For several of those seasons he was a grizzly bear, arrogant, snapping off quick answers when asked about why his game had deteriorated so quickly, about why he could no longer close the deal, about why nothing ever seemed to go right.


But, in an interview at the PGA Show, Stewart reflected on how he had turned things around and righted the ship.


“I think it was a matter of putting things into the proper perspective, there is so much more to life than just the game of golf. It is my career, I am blessed with some talent, but I have a family and my faith too,” said Stewart, flashing that smile as if to say he had his priorities straightened out. “I guess, well, I guess I’ve grown up.”


Then he dispelled that thought when he wisecracked: “You know, you don’t look like a golfer…have you ever played the game?” he said, rolling his eyes. Classic Stewart. Serious when he needed to be, a bit of a jester when people were taking things too seriously.


His game of life was back in perfect order in 1997 when he made 20 of 23 cuts. A year later he broke back out of the box by making 15 consecutive cuts, then followed by putting together his best season this year.


He won early at the AT&T Pebble Beach National Pro-Am, and then added his third major championship in dramatic fashion when he holed a pressure-packed 15-foot par putt on the final hole to secure a one-shot victory over Phil Mickelson in the U.S. Open at Pinehurst Number 2.


“I never gave up,” said Stewart after that open, choking back tears.


Payne Stewart was at the top of the world. His faith was solid, his family of closely knit, and his game was first class. 


“I’m a lot wiser, I’m more mature,” he said recently. “I’m not going to blink and miss my family grow up. When I am on the golf course I will do the best I can.
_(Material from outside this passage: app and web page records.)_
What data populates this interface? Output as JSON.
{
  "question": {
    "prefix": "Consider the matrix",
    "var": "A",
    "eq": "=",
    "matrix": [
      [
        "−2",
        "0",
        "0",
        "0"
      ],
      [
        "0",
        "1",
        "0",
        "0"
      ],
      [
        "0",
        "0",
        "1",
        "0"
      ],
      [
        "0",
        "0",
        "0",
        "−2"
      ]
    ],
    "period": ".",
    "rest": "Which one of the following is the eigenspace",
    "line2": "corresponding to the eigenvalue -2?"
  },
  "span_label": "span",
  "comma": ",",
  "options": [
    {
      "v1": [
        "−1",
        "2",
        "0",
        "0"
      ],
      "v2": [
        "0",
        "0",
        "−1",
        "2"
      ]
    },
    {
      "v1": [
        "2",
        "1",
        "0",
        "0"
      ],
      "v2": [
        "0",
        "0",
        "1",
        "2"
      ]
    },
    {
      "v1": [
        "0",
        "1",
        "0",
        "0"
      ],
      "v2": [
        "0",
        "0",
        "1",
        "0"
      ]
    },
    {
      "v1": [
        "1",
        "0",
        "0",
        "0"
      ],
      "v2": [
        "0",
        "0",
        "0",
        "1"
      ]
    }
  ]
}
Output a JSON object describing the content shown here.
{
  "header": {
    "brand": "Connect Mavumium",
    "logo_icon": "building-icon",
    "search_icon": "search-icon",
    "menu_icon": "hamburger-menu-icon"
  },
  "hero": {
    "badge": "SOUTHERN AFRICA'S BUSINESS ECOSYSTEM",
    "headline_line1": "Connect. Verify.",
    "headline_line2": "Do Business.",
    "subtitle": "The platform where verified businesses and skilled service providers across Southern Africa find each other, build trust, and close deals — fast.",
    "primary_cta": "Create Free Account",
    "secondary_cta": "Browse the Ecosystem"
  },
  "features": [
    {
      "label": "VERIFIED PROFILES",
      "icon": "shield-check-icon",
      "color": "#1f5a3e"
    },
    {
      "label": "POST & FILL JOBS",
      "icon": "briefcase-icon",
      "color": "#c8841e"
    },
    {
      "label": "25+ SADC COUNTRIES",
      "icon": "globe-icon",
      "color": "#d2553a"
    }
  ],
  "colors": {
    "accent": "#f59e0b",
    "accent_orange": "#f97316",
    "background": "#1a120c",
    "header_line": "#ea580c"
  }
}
When I’m at home I will be a husband and a father.”


Just a month after Team USA won the Battle of Brookline and securing the Ryder Cup, the golf world lost a wonderful competitor when the Learjet he was riding in crashed in South Dakota. Five other families lost a loved one in that disaster.



Stewart’s wife, Tracey, lost a loving husband, daughter Chelsea and son Aaron a great dad.



We all lost that magnificent smile. But it won’t be forgotten.